* [PROBLEM TO SOLVE]
Find every line in the data that contains the word "text". Return each of those lines.
[[ AVAILABLE DATA open ]]
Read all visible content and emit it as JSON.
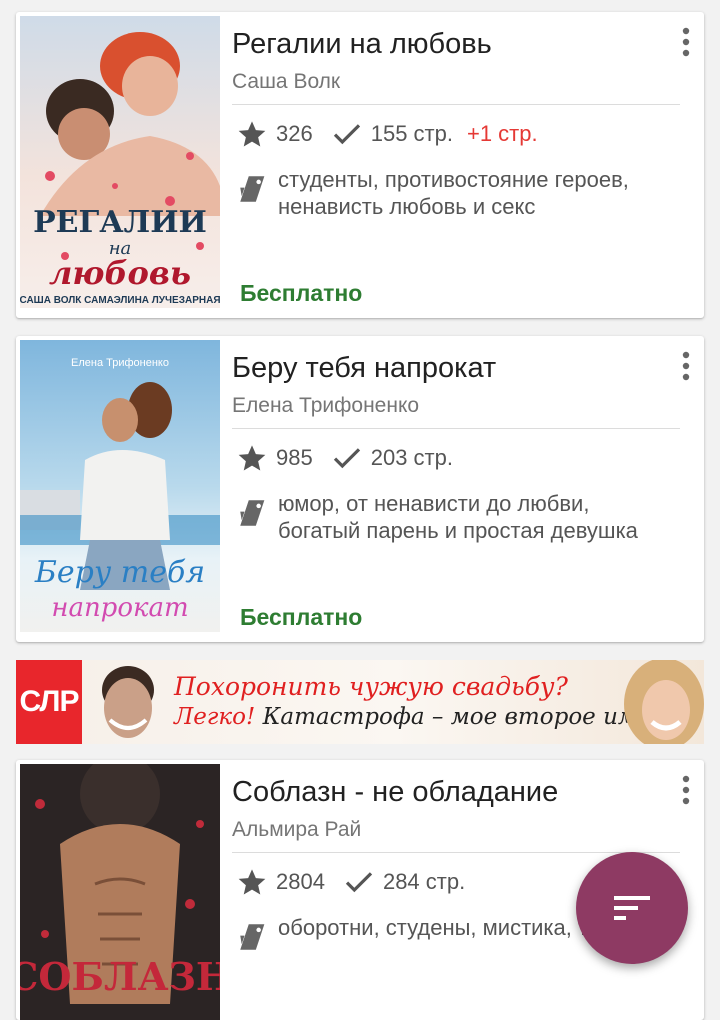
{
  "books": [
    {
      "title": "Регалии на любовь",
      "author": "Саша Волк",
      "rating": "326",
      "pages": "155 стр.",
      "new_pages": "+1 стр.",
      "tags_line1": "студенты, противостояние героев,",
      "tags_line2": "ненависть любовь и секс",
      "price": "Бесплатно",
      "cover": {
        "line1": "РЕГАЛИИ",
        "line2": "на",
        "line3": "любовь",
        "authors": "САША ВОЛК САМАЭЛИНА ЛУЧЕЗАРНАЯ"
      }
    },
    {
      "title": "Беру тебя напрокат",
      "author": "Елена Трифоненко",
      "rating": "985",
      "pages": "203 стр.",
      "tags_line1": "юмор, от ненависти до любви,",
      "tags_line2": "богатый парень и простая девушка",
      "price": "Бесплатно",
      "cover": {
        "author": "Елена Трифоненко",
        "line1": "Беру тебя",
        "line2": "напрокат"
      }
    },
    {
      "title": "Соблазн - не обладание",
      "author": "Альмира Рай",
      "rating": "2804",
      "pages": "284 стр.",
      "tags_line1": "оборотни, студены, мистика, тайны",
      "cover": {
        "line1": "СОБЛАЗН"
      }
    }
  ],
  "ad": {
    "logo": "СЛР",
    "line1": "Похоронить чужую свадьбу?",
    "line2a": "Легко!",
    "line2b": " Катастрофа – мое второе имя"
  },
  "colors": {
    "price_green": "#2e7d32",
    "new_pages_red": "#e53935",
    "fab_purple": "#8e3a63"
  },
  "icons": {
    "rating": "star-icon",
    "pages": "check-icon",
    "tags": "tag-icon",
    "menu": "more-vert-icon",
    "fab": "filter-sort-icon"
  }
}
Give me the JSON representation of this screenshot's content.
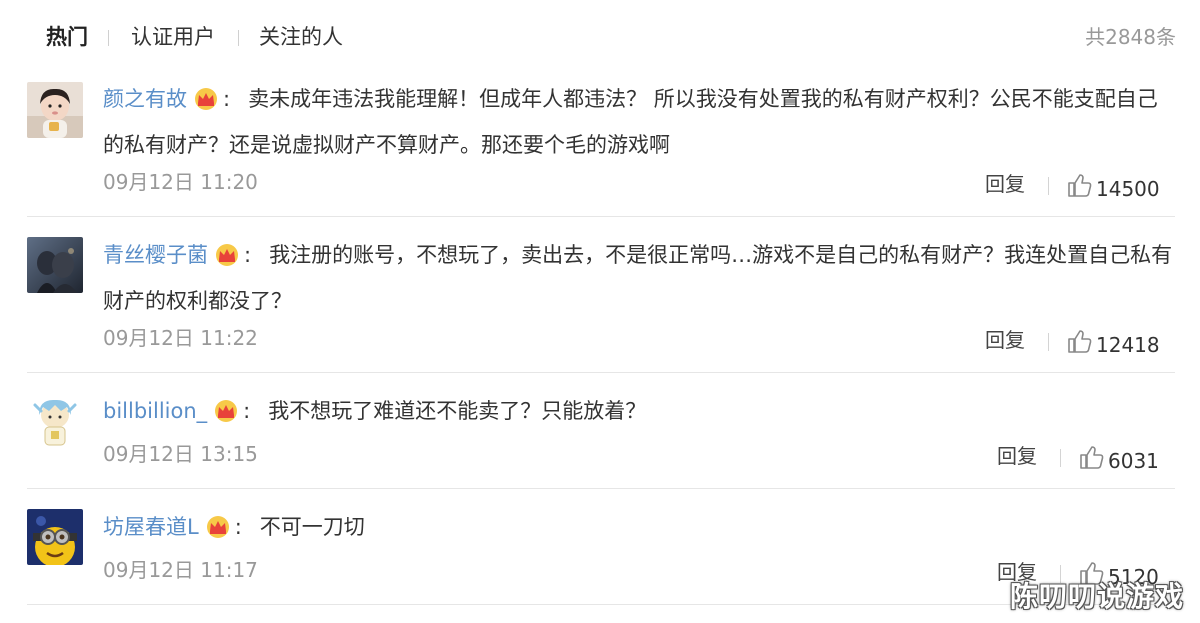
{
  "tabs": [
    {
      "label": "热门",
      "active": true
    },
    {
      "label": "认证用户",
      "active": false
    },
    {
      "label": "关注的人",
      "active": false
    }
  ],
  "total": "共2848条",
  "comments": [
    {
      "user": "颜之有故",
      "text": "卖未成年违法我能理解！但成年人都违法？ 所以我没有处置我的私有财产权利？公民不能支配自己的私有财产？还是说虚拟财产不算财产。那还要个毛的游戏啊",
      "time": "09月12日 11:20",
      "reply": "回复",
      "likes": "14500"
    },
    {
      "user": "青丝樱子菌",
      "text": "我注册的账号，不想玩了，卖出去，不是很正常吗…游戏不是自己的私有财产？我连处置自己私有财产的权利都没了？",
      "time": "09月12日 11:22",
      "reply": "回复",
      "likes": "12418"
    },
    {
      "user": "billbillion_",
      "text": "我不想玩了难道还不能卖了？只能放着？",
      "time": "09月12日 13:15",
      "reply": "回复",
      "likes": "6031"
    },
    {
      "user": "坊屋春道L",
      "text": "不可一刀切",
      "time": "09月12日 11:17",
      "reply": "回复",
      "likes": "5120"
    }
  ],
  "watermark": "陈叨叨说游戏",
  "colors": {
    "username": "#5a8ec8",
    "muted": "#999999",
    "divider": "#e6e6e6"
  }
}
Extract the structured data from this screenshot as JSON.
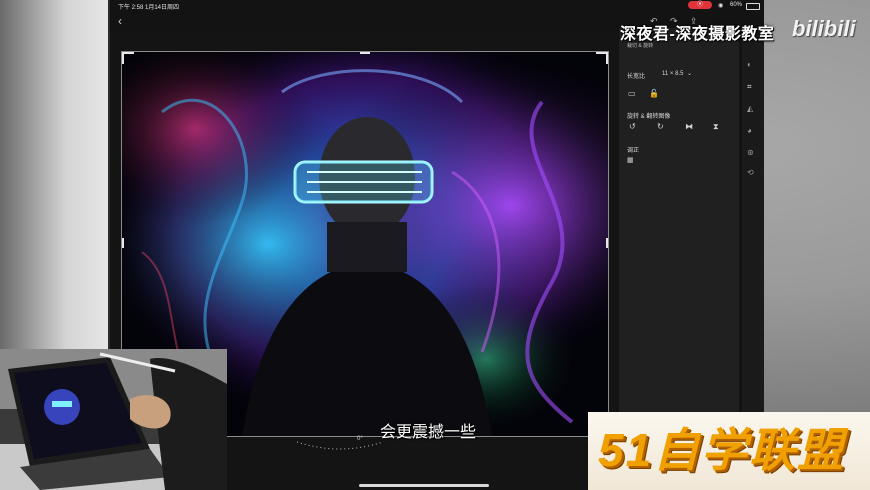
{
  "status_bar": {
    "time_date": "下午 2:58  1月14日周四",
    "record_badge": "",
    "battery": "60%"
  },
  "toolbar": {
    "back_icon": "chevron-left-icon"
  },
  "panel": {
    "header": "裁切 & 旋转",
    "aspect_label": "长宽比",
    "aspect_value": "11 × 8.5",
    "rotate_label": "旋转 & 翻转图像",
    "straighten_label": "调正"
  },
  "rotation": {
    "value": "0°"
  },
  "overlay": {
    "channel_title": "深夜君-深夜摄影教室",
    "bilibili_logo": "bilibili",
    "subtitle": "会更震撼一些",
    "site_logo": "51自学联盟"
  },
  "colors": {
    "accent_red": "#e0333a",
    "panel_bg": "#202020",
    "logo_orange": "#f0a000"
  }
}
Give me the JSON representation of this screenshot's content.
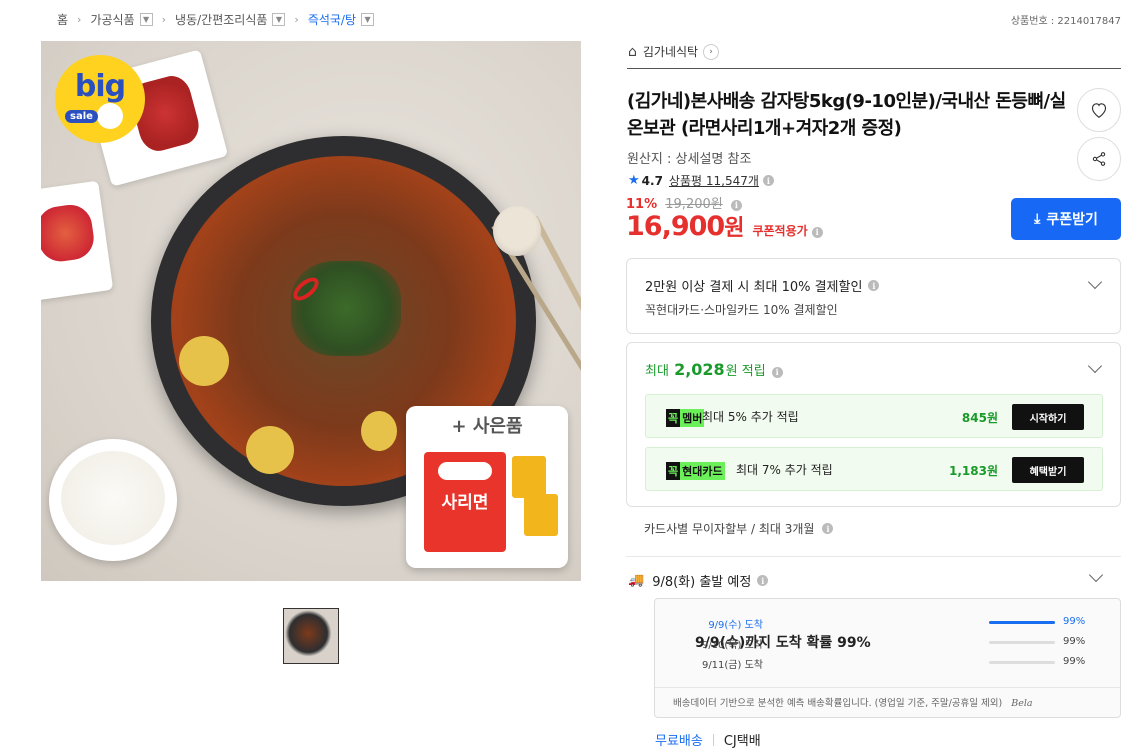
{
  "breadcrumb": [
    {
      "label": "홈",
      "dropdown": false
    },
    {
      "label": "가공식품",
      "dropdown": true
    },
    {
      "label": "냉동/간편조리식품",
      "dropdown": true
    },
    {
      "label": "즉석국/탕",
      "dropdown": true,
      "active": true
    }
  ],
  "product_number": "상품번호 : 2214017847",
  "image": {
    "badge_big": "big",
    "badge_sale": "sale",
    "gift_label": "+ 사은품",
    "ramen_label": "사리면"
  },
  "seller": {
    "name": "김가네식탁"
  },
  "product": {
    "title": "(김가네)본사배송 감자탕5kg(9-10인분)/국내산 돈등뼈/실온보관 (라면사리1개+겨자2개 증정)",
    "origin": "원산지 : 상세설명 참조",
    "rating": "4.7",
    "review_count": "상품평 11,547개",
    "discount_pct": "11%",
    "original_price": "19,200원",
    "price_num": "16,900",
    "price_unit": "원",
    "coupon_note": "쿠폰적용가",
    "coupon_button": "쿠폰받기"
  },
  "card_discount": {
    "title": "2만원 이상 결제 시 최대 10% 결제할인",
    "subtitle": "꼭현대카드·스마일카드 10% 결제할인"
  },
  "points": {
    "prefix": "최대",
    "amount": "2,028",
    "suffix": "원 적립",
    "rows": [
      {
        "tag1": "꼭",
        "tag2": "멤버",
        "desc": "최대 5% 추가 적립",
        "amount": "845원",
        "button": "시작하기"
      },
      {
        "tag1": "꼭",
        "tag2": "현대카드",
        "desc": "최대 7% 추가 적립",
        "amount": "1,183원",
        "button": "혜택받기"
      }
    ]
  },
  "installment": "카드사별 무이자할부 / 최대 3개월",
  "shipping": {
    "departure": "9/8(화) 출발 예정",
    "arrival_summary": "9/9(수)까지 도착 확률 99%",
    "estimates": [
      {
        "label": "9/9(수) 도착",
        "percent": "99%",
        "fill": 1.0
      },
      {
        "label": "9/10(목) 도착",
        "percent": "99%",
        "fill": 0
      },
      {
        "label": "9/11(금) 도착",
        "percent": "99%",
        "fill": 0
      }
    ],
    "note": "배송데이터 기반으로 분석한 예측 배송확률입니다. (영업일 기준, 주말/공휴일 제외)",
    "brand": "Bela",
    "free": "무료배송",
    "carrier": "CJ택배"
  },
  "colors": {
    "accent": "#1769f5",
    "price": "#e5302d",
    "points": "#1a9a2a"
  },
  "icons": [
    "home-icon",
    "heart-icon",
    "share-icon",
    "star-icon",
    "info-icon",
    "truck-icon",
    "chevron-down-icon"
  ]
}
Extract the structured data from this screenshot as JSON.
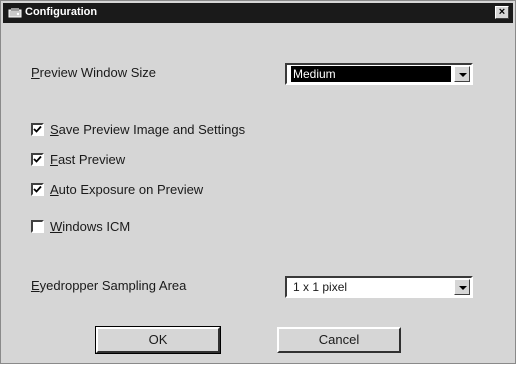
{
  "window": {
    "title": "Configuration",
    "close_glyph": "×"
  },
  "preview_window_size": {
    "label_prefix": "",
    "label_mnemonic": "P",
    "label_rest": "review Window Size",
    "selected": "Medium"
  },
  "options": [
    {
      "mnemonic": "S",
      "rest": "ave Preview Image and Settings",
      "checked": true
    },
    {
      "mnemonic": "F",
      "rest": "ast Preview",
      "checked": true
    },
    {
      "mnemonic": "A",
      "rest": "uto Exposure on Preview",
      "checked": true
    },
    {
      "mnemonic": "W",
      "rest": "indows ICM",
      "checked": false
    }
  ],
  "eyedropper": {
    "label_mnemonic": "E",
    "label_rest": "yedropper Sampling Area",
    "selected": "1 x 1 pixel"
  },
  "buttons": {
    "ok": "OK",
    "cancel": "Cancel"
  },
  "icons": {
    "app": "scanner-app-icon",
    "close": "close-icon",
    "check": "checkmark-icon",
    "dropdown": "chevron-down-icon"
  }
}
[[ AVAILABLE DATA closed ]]
* [RESPONSE AREA]
      "text": "卖未成年违法我能理解！但成年人都违法？ 所以我没有处置我的私有财产权利？公民不能支配自己的私有财产？还是说虚拟财产不算财产。那还要个毛的游戏啊",
      "text": "我注册的账号，不想玩了，卖出去，不是很正常吗…游戏不是自己的私有财产？我连处置自己私有财产的权利都没了？",
      "text": "我不想玩了难道还不能卖了？只能放着？",
      "text": "不可一刀切",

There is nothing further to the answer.